According to the world's standards of leading a successful, happy life, Justin Verlander had it all. In 2011, he became the ninth player in baseball history to win a league MVP award and the Cy Young award in the same season. In 2013, he signed a 6-year, $120 million contract. As if that wasn't enough, along the way he started dating Kate Upton, the most renowned SI swimsuit model of her generation.

He was one of the most successful, wealthy people to ever live, and he was depressed. A lack of flexibility in his lower body led Verlander to rely more and more on his shoulder to deliver 100-mph fastballs, and his shoulder was breaking down. At age 31, Verlander thought he would never pitch again.

In a profile with Bleacher Report, Verlander explains how Upton extracted him out of his depression.

He knew he would need surgery on his shoulder. Meaning that, at 31, he could be done. “I really thought it was the end,” he says.

But just as Verlander was falling apart, he was also falling in love. And that helped him cope with his troubles.

“She was instrumental in me not…like, jumping off a bridge,” he says. “I was depressed and kind of just upset at the world and trying to hide my own shit.”

Upton understood him. And she had a combination of qualities that could help him through his ordeal.

“Fuck, man,” he says, voice shaky. “She was what I needed.”

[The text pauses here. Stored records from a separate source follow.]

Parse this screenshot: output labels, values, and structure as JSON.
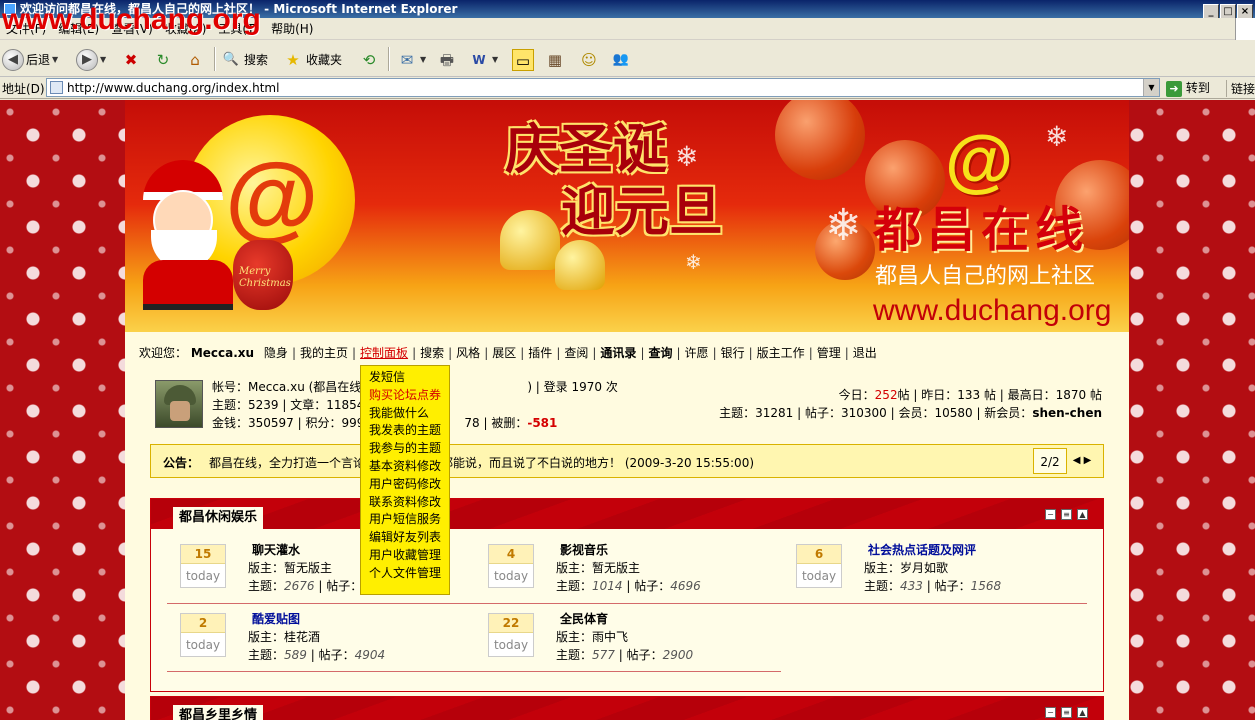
{
  "window": {
    "title": "欢迎访问都昌在线，都昌人自己的网上社区！ - Microsoft Internet Explorer",
    "watermark": "www.duchang.org",
    "min_label": "_",
    "max_label": "□",
    "close_label": "×"
  },
  "menubar": {
    "items": [
      "文件(F)",
      "编辑(E)",
      "查看(V)",
      "收藏(A)",
      "工具(T)",
      "帮助(H)"
    ]
  },
  "toolbar": {
    "back_label": "后退",
    "search_label": "搜索",
    "favorites_label": "收藏夹",
    "back_glyph": "◀",
    "forward_glyph": "▶",
    "dropdown_glyph": "▼",
    "stop_glyph": "✖",
    "refresh_glyph": "↻",
    "home_glyph": "⌂",
    "search_glyph": "🔍",
    "favorites_glyph": "★",
    "history_glyph": "⟲",
    "mail_glyph": "✉",
    "print_glyph": "🖶",
    "edit_glyph": "W",
    "discuss_glyph": "▭",
    "research_glyph": "▦",
    "messenger_glyph": "☺",
    "contacts_glyph": "👥"
  },
  "addressbar": {
    "label": "地址(D)",
    "url": "http://www.duchang.org/index.html",
    "go_label": "转到",
    "go_glyph": "➜",
    "links_label": "链接",
    "dropdown_glyph": "▼"
  },
  "banner": {
    "logo_glyph": "@",
    "headline_line1": "庆圣诞",
    "headline_line2": "迎元旦",
    "site_name": "都昌在线",
    "slogan": "都昌人自己的网上社区",
    "url": "www.duchang.org",
    "bag_text": "Merry Christmas",
    "snow_glyph": "❄"
  },
  "nav": {
    "welcome": "欢迎您：",
    "username": "Mecca.xu",
    "items": [
      {
        "label": "隐身",
        "bold": false
      },
      {
        "label": "我的主页",
        "bold": false
      },
      {
        "label": "控制面板",
        "bold": false,
        "active": true
      },
      {
        "label": "搜索",
        "bold": false
      },
      {
        "label": "风格",
        "bold": false
      },
      {
        "label": "展区",
        "bold": false
      },
      {
        "label": "插件",
        "bold": false
      },
      {
        "label": "查阅",
        "bold": false
      },
      {
        "label": "通讯录",
        "bold": true
      },
      {
        "label": "查询",
        "bold": true
      },
      {
        "label": "许愿",
        "bold": false
      },
      {
        "label": "银行",
        "bold": false
      },
      {
        "label": "版主工作",
        "bold": false
      },
      {
        "label": "管理",
        "bold": false
      },
      {
        "label": "退出",
        "bold": false
      }
    ]
  },
  "dropdown": {
    "items": [
      "发短信",
      "购买论坛点券",
      "我能做什么",
      "我发表的主题",
      "我参与的主题",
      "基本资料修改",
      "用户密码修改",
      "联系资料修改",
      "用户短信服务",
      "编辑好友列表",
      "用户收藏管理",
      "个人文件管理"
    ],
    "highlight_index": 1
  },
  "user": {
    "line1": "帐号：Mecca.xu (都昌在线管",
    "line1_tail": ") | 登录 1970 次",
    "line2": "主题：5239 | 文章：11854",
    "line3_a": "金钱：350597 | 积分：999",
    "line3_b": "78 | 被删：",
    "deleted": "-581"
  },
  "stats": {
    "today_label": "今日：",
    "today_value": "252",
    "today_unit": "帖 | 昨日：133 帖 | 最高日：1870 帖",
    "line2": "主题：31281 | 帖子：310300 | 会员：10580 | 新会员：",
    "newest_member": "shen-chen"
  },
  "notice": {
    "label": "公告：",
    "text": "都昌在线，全力打造一个言论",
    "text_tail": "话都能说，而且说了不白说的地方！   (2009-3-20 15:55:00)",
    "page": "2/2",
    "prev_glyph": "◀",
    "next_glyph": "▶"
  },
  "sections": [
    {
      "title": "都昌休闲娱乐",
      "forums": [
        {
          "today": "15",
          "today_label": "today",
          "name": "聊天灌水",
          "blue": false,
          "mod": "版主：暂无版主",
          "topics_label": "主题：",
          "topics": "2676",
          "posts_label": " | 帖子：",
          "posts": "2"
        },
        {
          "today": "4",
          "today_label": "today",
          "name": "影视音乐",
          "blue": false,
          "mod": "版主：暂无版主",
          "topics_label": "主题：",
          "topics": "1014",
          "posts_label": " | 帖子：",
          "posts": "4696"
        },
        {
          "today": "6",
          "today_label": "today",
          "name": "社会热点话题及网评",
          "blue": true,
          "mod": "版主：岁月如歌",
          "topics_label": "主题：",
          "topics": "433",
          "posts_label": " | 帖子：",
          "posts": "1568"
        },
        {
          "today": "2",
          "today_label": "today",
          "name": "酷爱贴图",
          "blue": true,
          "mod": "版主：桂花酒",
          "topics_label": "主题：",
          "topics": "589",
          "posts_label": " | 帖子：",
          "posts": "4904"
        },
        {
          "today": "22",
          "today_label": "today",
          "name": "全民体育",
          "blue": false,
          "mod": "版主：雨中飞",
          "topics_label": "主题：",
          "topics": "577",
          "posts_label": " | 帖子：",
          "posts": "2900"
        }
      ]
    },
    {
      "title": "都昌乡里乡情"
    }
  ],
  "section_ctrls": [
    "−",
    "≡",
    "▲"
  ]
}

Not many people in the world could comprehend what he was going through. But she was there to listen, to help him.

“I don’t like to talk to people about being hurt. As athletes, you’re not supposed to. It’s an excuse. … But she was someone I could talk to. I mean, basically a therapist,” he says. “Somebody I could trust with … worries about my career. Worries about, Can I make it? Worries about what I’m going through to get back. And just the overall shittiness of it all.”

Verlander eventually recovered enough to become the 2017 ALCS MVP and help the Houston Astros win last year's World Series, but that's not the moral of the story here. It's that identity is not found through accomplishment, and that depression is an equal opportunity disease.

If depression can get to Justin Verlander, it can get to anyone.